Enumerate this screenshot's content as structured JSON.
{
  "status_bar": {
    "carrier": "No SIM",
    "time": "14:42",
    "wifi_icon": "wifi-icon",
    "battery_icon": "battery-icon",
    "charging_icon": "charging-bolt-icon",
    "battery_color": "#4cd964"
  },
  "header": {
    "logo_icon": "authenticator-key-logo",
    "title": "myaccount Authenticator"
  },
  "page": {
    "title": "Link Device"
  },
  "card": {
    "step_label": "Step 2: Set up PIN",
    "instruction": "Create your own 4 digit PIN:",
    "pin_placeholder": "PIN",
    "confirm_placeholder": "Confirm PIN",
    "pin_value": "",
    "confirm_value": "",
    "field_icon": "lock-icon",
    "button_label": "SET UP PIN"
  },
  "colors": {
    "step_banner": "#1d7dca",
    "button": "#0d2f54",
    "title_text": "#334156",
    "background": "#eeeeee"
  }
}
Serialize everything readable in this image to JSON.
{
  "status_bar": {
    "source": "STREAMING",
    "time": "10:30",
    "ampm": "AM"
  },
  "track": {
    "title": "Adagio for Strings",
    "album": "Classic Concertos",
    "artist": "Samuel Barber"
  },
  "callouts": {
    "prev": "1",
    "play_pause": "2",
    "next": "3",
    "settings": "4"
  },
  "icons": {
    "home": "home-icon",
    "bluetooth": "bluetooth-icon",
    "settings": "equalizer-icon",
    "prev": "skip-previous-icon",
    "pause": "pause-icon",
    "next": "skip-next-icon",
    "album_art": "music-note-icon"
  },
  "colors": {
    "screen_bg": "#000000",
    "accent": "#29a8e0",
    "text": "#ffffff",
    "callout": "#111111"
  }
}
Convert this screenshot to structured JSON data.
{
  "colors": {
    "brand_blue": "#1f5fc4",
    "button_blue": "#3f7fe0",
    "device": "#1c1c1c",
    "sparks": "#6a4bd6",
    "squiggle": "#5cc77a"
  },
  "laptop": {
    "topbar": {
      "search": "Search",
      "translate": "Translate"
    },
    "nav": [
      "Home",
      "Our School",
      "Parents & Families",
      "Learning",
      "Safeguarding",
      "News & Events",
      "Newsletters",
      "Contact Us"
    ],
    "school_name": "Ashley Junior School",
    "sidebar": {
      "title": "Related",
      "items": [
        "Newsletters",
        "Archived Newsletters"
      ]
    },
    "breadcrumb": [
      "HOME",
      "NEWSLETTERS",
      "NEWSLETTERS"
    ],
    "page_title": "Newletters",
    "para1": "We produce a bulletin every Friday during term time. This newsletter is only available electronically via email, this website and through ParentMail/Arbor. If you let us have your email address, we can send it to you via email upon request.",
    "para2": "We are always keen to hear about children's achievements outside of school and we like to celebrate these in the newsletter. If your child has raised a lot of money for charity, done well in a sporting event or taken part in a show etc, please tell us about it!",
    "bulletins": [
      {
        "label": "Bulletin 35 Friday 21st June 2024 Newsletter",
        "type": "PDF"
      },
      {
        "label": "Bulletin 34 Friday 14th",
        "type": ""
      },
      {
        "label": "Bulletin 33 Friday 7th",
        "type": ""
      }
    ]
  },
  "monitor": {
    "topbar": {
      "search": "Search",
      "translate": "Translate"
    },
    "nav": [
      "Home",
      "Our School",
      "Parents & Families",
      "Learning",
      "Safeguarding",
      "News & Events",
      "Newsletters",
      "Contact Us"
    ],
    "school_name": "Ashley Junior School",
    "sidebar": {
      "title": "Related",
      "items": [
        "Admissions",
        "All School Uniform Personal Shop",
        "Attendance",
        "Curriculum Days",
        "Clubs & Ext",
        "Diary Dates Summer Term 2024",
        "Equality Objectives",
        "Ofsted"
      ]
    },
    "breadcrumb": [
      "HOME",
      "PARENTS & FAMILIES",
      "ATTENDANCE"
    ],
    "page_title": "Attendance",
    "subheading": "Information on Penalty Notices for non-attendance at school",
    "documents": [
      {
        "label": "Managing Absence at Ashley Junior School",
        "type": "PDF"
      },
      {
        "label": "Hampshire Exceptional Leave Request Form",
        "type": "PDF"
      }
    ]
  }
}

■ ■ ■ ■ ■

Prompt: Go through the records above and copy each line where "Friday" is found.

Answer:
    "para1": "We produce a bulletin every Friday during term time. This newsletter is only available electronically via email, this website and through ParentMail/Arbor. If you let us have your email address, we can send it to you via email upon request.",
        "label": "Bulletin 35 Friday 21st June 2024 Newsletter",
        "label": "Bulletin 34 Friday 14th",
        "label": "Bulletin 33 Friday 7th",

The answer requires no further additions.